▶ [Data under study]
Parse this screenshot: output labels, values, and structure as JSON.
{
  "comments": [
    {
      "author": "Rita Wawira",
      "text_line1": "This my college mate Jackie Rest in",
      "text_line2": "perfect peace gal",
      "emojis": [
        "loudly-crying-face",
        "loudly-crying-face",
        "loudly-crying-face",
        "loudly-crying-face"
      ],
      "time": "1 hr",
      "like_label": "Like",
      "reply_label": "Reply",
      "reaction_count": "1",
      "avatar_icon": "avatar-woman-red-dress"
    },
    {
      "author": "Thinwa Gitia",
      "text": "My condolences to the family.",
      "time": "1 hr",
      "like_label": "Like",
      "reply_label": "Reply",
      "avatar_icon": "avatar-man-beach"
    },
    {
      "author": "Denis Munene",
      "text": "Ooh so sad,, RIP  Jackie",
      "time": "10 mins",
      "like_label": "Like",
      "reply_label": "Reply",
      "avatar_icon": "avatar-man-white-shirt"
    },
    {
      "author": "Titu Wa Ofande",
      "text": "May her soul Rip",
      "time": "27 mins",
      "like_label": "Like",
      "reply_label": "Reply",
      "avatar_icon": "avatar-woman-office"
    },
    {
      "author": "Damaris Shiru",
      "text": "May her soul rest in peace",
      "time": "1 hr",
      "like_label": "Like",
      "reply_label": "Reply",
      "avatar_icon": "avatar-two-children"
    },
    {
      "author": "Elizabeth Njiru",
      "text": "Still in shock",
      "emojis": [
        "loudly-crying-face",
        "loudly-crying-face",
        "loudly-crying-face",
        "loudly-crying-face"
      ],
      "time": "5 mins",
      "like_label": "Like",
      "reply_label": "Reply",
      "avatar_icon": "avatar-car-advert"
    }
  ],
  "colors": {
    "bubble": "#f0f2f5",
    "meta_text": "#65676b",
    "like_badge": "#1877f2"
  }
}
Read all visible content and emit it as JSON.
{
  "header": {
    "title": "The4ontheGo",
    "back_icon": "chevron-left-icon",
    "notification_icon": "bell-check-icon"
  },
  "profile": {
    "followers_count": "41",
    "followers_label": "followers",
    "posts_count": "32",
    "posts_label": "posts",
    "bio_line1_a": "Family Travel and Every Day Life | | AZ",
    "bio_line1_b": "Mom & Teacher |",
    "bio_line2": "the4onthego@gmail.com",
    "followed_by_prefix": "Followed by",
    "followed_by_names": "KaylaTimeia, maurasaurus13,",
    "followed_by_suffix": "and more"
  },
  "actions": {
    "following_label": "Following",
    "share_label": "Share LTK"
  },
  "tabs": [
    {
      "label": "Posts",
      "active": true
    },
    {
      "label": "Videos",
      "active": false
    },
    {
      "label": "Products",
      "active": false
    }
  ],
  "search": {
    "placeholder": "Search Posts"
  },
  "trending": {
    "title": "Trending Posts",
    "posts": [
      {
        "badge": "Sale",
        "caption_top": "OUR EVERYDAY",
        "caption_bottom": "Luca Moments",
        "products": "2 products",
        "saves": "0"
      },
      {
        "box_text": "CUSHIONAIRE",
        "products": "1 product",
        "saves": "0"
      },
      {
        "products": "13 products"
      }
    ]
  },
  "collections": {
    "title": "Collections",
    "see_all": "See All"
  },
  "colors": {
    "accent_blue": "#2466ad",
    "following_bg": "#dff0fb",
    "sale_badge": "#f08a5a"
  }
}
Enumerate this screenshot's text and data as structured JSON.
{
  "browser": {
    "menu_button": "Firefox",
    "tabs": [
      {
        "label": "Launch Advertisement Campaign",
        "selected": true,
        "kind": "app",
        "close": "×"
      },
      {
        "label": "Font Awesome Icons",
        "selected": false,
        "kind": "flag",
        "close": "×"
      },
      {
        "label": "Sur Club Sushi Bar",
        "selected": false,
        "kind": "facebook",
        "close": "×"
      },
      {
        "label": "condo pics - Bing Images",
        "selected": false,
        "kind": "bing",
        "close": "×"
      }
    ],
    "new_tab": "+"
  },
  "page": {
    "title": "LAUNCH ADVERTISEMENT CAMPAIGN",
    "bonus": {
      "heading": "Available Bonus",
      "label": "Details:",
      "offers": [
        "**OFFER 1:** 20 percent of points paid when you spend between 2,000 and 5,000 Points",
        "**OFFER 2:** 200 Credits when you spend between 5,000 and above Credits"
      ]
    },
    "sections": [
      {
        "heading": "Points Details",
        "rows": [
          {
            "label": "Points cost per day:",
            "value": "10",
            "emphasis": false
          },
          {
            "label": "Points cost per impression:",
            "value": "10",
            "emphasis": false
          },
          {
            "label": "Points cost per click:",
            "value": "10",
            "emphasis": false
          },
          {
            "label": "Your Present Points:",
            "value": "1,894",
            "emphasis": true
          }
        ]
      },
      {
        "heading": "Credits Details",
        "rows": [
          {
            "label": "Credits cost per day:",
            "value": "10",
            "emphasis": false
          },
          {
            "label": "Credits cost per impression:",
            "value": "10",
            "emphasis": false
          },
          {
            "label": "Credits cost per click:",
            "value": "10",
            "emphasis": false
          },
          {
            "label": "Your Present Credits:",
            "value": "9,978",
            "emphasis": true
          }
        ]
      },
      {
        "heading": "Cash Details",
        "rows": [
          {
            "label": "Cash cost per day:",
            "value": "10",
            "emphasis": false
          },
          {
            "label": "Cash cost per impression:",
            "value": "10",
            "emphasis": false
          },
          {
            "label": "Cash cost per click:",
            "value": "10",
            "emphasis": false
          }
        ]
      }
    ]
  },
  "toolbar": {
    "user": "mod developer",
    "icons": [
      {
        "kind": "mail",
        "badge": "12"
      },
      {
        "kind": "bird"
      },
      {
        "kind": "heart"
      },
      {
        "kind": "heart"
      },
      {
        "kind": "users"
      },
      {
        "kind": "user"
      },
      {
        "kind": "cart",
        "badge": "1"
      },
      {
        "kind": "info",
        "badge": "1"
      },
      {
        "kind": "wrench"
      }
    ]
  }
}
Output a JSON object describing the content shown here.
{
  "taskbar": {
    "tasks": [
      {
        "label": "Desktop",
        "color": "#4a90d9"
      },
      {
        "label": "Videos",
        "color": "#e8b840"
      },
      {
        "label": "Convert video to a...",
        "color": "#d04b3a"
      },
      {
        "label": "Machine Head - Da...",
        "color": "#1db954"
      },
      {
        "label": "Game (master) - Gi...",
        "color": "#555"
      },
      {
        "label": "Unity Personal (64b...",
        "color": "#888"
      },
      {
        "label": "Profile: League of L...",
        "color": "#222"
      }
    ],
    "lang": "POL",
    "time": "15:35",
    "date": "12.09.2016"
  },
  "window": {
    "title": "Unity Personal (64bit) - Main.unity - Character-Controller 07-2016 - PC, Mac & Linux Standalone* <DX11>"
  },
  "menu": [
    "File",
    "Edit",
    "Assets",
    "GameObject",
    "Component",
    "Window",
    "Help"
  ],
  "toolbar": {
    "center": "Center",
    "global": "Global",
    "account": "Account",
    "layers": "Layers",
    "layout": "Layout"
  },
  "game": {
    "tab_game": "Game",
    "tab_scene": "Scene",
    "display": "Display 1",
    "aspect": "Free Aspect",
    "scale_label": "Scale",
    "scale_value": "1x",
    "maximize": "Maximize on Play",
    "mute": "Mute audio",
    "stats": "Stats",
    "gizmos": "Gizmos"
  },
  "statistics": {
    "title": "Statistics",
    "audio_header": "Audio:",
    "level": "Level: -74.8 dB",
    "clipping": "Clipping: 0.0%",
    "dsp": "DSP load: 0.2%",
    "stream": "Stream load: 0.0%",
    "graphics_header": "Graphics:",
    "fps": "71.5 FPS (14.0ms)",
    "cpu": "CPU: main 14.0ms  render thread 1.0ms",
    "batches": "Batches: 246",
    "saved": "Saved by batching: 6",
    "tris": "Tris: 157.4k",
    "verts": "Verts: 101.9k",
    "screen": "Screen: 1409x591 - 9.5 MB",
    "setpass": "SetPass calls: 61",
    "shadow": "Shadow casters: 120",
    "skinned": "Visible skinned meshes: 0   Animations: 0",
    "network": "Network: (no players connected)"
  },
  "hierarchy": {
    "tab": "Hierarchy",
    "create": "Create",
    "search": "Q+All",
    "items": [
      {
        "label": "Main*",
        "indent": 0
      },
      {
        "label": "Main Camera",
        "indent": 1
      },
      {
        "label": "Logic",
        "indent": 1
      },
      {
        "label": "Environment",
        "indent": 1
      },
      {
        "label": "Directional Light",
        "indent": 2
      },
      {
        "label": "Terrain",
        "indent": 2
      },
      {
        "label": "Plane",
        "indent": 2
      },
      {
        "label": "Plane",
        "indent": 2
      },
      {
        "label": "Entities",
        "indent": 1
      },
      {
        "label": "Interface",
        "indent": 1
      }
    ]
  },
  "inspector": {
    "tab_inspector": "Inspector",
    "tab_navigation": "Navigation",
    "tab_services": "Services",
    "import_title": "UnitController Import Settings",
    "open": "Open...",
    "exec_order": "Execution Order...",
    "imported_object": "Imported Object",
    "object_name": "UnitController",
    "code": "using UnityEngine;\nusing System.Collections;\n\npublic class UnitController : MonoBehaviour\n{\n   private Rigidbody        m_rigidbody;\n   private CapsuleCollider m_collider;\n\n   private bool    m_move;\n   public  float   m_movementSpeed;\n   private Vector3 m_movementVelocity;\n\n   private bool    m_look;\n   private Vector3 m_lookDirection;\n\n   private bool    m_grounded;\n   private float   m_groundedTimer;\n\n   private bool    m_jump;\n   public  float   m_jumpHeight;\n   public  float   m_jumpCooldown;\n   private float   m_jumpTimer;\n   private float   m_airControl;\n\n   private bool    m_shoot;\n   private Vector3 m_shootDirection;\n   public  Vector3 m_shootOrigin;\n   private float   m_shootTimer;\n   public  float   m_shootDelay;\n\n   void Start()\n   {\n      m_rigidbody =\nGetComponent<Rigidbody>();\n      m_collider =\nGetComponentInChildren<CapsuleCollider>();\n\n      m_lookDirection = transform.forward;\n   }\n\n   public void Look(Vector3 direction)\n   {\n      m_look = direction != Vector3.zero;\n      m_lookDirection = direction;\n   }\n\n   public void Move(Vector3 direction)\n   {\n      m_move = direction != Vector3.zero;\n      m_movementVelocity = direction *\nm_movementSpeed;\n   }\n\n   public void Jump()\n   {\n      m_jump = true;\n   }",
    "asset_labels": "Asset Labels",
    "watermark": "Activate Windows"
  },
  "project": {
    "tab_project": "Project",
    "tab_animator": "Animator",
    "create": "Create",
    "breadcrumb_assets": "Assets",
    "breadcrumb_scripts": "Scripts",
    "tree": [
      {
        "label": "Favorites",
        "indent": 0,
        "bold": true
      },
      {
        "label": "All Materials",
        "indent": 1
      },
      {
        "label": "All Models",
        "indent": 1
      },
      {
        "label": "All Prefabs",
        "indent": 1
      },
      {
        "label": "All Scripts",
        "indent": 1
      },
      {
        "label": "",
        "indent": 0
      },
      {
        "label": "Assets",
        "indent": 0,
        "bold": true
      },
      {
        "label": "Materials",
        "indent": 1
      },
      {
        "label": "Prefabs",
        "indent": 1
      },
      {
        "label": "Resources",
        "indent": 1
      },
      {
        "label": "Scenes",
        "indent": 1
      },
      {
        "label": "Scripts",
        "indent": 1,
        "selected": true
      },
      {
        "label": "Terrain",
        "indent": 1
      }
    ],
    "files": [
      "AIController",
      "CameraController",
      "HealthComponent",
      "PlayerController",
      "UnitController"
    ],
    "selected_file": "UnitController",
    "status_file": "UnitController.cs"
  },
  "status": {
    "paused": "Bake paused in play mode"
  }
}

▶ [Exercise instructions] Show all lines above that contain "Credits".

▶ [Result of the task]
        "**OFFER 2:** 200 Credits when you spend between 5,000 and above Credits"
        "heading": "Credits Details",
            "label": "Credits cost per day:",
            "label": "Credits cost per impression:",
            "label": "Credits cost per click:",
            "label": "Your Present Credits:",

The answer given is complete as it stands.